Dataset extract below:
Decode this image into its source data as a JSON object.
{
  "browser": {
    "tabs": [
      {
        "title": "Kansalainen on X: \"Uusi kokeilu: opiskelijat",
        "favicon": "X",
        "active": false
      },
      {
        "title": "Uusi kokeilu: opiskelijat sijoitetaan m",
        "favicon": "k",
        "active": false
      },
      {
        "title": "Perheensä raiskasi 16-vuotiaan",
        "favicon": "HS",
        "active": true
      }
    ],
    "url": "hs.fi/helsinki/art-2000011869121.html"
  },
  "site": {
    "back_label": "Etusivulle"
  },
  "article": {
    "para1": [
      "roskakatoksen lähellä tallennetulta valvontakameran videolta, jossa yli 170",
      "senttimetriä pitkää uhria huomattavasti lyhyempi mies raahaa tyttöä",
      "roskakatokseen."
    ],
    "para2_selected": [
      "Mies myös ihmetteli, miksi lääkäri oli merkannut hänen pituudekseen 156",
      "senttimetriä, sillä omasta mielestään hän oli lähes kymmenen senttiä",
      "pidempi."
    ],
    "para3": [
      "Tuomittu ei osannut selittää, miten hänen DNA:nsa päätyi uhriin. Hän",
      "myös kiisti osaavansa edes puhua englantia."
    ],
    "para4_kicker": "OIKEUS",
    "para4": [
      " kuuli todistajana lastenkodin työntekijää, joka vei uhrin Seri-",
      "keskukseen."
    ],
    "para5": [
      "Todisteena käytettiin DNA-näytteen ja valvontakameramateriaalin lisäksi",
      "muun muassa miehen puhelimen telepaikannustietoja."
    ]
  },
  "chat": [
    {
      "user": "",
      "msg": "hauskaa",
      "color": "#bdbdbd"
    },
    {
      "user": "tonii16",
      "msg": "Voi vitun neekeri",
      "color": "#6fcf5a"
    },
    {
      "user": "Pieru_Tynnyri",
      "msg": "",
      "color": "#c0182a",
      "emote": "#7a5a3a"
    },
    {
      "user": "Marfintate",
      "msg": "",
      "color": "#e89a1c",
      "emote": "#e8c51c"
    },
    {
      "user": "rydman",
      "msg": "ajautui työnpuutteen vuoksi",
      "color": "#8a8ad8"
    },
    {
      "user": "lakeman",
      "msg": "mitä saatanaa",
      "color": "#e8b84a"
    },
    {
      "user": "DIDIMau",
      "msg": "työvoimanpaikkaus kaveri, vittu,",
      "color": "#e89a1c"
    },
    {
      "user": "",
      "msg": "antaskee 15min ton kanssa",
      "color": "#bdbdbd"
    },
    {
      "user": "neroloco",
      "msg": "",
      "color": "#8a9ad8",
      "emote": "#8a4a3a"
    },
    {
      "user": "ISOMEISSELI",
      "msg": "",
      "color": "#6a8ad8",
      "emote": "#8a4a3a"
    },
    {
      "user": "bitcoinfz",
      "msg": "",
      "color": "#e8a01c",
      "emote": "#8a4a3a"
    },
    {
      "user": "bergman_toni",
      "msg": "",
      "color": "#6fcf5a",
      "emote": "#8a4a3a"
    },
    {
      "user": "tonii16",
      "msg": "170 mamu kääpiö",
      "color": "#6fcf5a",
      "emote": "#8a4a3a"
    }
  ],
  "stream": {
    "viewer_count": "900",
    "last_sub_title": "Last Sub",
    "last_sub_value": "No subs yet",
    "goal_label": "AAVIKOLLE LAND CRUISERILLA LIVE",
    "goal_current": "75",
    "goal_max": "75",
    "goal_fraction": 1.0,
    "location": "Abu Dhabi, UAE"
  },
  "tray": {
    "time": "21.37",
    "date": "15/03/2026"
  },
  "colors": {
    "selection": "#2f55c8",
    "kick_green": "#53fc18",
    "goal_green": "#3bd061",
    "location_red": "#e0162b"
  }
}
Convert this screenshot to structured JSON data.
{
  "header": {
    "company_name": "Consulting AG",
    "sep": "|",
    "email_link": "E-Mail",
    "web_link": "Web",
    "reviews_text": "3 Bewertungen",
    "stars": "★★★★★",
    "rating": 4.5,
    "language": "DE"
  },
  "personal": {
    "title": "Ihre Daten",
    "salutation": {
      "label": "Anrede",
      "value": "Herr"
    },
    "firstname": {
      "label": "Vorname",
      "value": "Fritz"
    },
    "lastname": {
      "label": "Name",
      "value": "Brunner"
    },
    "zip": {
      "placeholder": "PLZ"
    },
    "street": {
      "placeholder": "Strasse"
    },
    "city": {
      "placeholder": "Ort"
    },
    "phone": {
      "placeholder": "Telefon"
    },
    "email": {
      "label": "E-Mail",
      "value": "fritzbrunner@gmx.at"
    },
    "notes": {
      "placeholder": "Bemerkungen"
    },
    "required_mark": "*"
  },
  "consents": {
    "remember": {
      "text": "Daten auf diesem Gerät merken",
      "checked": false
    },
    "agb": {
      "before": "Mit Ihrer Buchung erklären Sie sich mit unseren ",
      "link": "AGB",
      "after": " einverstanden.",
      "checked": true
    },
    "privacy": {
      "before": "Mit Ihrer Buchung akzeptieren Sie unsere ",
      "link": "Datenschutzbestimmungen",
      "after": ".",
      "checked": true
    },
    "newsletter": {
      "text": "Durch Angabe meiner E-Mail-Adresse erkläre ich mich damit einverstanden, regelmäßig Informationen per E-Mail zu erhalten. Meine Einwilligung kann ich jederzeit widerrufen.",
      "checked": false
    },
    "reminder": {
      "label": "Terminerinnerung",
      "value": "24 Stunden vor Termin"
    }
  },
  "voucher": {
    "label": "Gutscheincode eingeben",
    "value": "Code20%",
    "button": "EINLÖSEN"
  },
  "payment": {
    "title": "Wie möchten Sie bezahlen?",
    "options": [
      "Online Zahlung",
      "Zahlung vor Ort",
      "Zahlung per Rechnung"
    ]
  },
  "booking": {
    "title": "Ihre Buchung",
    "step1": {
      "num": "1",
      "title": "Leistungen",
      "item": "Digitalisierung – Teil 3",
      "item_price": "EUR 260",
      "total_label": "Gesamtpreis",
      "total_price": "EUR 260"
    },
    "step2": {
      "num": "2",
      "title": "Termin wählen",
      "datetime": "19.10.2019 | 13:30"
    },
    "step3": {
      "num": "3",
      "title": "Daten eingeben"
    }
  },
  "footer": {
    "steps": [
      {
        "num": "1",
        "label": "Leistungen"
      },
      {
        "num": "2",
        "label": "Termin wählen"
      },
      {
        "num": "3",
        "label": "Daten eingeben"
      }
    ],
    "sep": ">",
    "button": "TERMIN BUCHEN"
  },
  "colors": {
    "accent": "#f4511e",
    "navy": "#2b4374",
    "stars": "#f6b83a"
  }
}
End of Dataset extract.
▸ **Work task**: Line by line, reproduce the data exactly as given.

▸ **Answer to this exercise**:
Decode this image into its source data as a JSON object.
{
  "browser": {
    "tabs": [
      {
        "title": "Kansalainen on X: \"Uusi kokeilu: opiskelijat",
        "favicon": "X",
        "active": false
      },
      {
        "title": "Uusi kokeilu: opiskelijat sijoitetaan m",
        "favicon": "k",
        "active": false
      },
      {
        "title": "Perheensä raiskasi 16-vuotiaan",
        "favicon": "HS",
        "active": true
      }
    ],
    "url": "hs.fi/helsinki/art-2000011869121.html"
  },
  "site": {
    "back_label": "Etusivulle"
  },
  "article": {
    "para1": [
      "roskakatoksen lähellä tallennetulta valvontakameran videolta, jossa yli 170",
      "senttimetriä pitkää uhria huomattavasti lyhyempi mies raahaa tyttöä",
      "roskakatokseen."
    ],
    "para2_selected": [
      "Mies myös ihmetteli, miksi lääkäri oli merkannut hänen pituudekseen 156",
      "senttimetriä, sillä omasta mielestään hän oli lähes kymmenen senttiä",
      "pidempi."
    ],
    "para3": [
      "Tuomittu ei osannut selittää, miten hänen DNA:nsa päätyi uhriin. Hän",
      "myös kiisti osaavansa edes puhua englantia."
    ],
    "para4_kicker": "OIKEUS",
    "para4": [
      " kuuli todistajana lastenkodin työntekijää, joka vei uhrin Seri-",
      "keskukseen."
    ],
    "para5": [
      "Todisteena käytettiin DNA-näytteen ja valvontakameramateriaalin lisäksi",
      "muun muassa miehen puhelimen telepaikannustietoja."
    ]
  },
  "chat": [
    {
      "user": "",
      "msg": "hauskaa",
      "color": "#bdbdbd"
    },
    {
      "user": "tonii16",
      "msg": "Voi vitun neekeri",
      "color": "#6fcf5a"
    },
    {
      "user": "Pieru_Tynnyri",
      "msg": "",
      "color": "#c0182a",
      "emote": "#7a5a3a"
    },
    {
      "user": "Marfintate",
      "msg": "",
      "color": "#e89a1c",
      "emote": "#e8c51c"
    },
    {
      "user": "rydman",
      "msg": "ajautui työnpuutteen vuoksi",
      "color": "#8a8ad8"
    },
    {
      "user": "lakeman",
      "msg": "mitä saatanaa",
      "color": "#e8b84a"
    },
    {
      "user": "DIDIMau",
      "msg": "työvoimanpaikkaus kaveri, vittu,",
      "color": "#e89a1c"
    },
    {
      "user": "",
      "msg": "antaskee 15min ton kanssa",
      "color": "#bdbdbd"
    },
    {
      "user": "neroloco",
      "msg": "",
      "color": "#8a9ad8",
      "emote": "#8a4a3a"
    },
    {
      "user": "ISOMEISSELI",
      "msg": "",
      "color": "#6a8ad8",
      "emote": "#8a4a3a"
    },
    {
      "user": "bitcoinfz",
      "msg": "",
      "color": "#e8a01c",
      "emote": "#8a4a3a"
    },
    {
      "user": "bergman_toni",
      "msg": "",
      "color": "#6fcf5a",
      "emote": "#8a4a3a"
    },
    {
      "user": "tonii16",
      "msg": "170 mamu kääpiö",
      "color": "#6fcf5a",
      "emote": "#8a4a3a"
    }
  ],
  "stream": {
    "viewer_count": "900",
    "last_sub_title": "Last Sub",
    "last_sub_value": "No subs yet",
    "goal_label": "AAVIKOLLE LAND CRUISERILLA LIVE",
    "goal_current": "75",
    "goal_max": "75",
    "goal_fraction": 1.0,
    "location": "Abu Dhabi, UAE"
  },
  "tray": {
    "time": "21.37",
    "date": "15/03/2026"
  },
  "colors": {
    "selection": "#2f55c8",
    "kick_green": "#53fc18",
    "goal_green": "#3bd061",
    "location_red": "#e0162b"
  }
}
Convert this screenshot to structured JSON data.
{
  "header": {
    "company_name": "Consulting AG",
    "sep": "|",
    "email_link": "E-Mail",
    "web_link": "Web",
    "reviews_text": "3 Bewertungen",
    "stars": "★★★★★",
    "rating": 4.5,
    "language": "DE"
  },
  "personal": {
    "title": "Ihre Daten",
    "salutation": {
      "label": "Anrede",
      "value": "Herr"
    },
    "firstname": {
      "label": "Vorname",
      "value": "Fritz"
    },
    "lastname": {
      "label": "Name",
      "value": "Brunner"
    },
    "zip": {
      "placeholder": "PLZ"
    },
    "street": {
      "placeholder": "Strasse"
    },
    "city": {
      "placeholder": "Ort"
    },
    "phone": {
      "placeholder": "Telefon"
    },
    "email": {
      "label": "E-Mail",
      "value": "fritzbrunner@gmx.at"
    },
    "notes": {
      "placeholder": "Bemerkungen"
    },
    "required_mark": "*"
  },
  "consents": {
    "remember": {
      "text": "Daten auf diesem Gerät merken",
      "checked": false
    },
    "agb": {
      "before": "Mit Ihrer Buchung erklären Sie sich mit unseren ",
      "link": "AGB",
      "after": " einverstanden.",
      "checked": true
    },
    "privacy": {
      "before": "Mit Ihrer Buchung akzeptieren Sie unsere ",
      "link": "Datenschutzbestimmungen",
      "after": ".",
      "checked": true
    },
    "newsletter": {
      "text": "Durch Angabe meiner E-Mail-Adresse erkläre ich mich damit einverstanden, regelmäßig Informationen per E-Mail zu erhalten. Meine Einwilligung kann ich jederzeit widerrufen.",
      "checked": false
    },
    "reminder": {
      "label": "Terminerinnerung",
      "value": "24 Stunden vor Termin"
    }
  },
  "voucher": {
    "label": "Gutscheincode eingeben",
    "value": "Code20%",
    "button": "EINLÖSEN"
  },
  "payment": {
    "title": "Wie möchten Sie bezahlen?",
    "options": [
      "Online Zahlung",
      "Zahlung vor Ort",
      "Zahlung per Rechnung"
    ]
  },
  "booking": {
    "title": "Ihre Buchung",
    "step1": {
      "num": "1",
      "title": "Leistungen",
      "item": "Digitalisierung – Teil 3",
      "item_price": "EUR 260",
      "total_label": "Gesamtpreis",
      "total_price": "EUR 260"
    },
    "step2": {
      "num": "2",
      "title": "Termin wählen",
      "datetime": "19.10.2019 | 13:30"
    },
    "step3": {
      "num": "3",
      "title": "Daten eingeben"
    }
  },
  "footer": {
    "steps": [
      {
        "num": "1",
        "label": "Leistungen"
      },
      {
        "num": "2",
        "label": "Termin wählen"
      },
      {
        "num": "3",
        "label": "Daten eingeben"
      }
    ],
    "sep": ">",
    "button": "TERMIN BUCHEN"
  },
  "colors": {
    "accent": "#f4511e",
    "navy": "#2b4374",
    "stars": "#f6b83a"
  }
}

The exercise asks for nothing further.